The Warsaw jacquard tapestry was displayed and given first prize at the Polish Exhibition of Interior Architecture and Decorative Art at the Central Bureau of Arts Exhibitions in Warsaw (today's Zachęta Gallery) in 1952. It was composed with a structure of stripes, each of which showed a different urban landscape motif. Freely arranged in vertical or horizontal compositions, they gave the artist the opportunity to design fabrics for interiors of various sorts. Bukowska's last, unfinished design, the Orchard jacquard fabric, was given an award in 1953 at the Ministry of Culture and Art competition. Under the supervision of Wanda Szczepanowska, several versions of this fabric were executed after the artist's death, as was the monumental 1955 composition Orchard VI (a recollection of her home in Wilno surrounded by a garden and a blooming orchard), full of details and tiny, non-recurring plant motifs.
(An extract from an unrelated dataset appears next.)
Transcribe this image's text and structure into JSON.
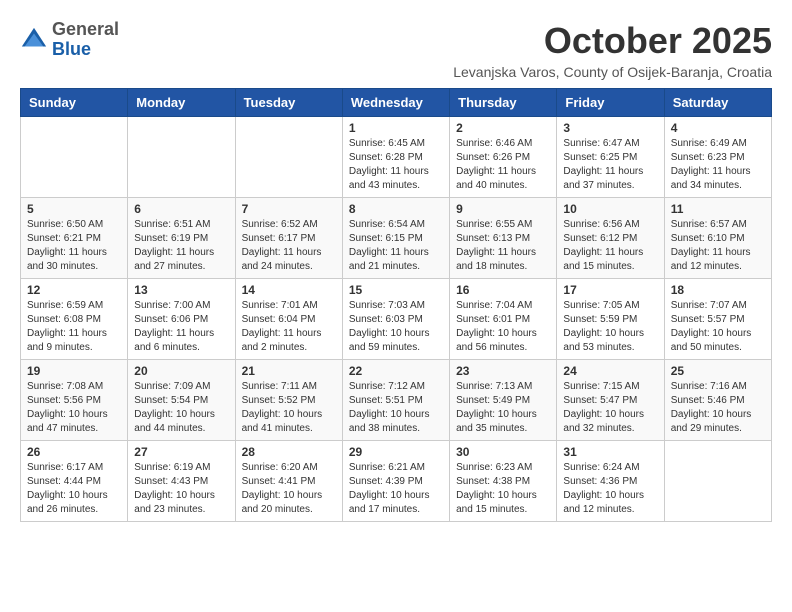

Bukowska's carpets designed for industrial production were another attempt to apply new technologies to fabric-making. The artist selected the wool dye herself, travelling back and forth repeatedly to the factory in Tomaszów Mazowiecki to oversee the weaving process. The carpets' compositions are traditional – the center areas and borders are filled with a pattern of geometrical elements forming trails or larger areas. Test versions of these carpets appeared at the Design Institute only after the death of the artist.
One of Bukowska's final works was the Doves and Children tapestry design of 1953, which was commissioned by the Ministry of Culture and Art and produced at the newly-created Experimental Fabric Workshop in Bielany. Under Eleonora Plutyńska's supervision, the execution was completed in 1957. Bukowska's design gave the whole piece a sense of discipline, an ornamental rhythm in the form of the naked children, birds, trees and flowers, but the pattern was made precise only during the execution.
This fabric was presented at an exhibition devoted to Helena Bukowska at Central Bureau of Arts Exhibitions in Warsaw in 1956. At that point it was still unfinished, spread out on the loom as if left in mid-weave, and stood as a metaphor for the creative life of the artist, which ended prematurely, cutting short her search for the perfect form for the designs she saw in her head.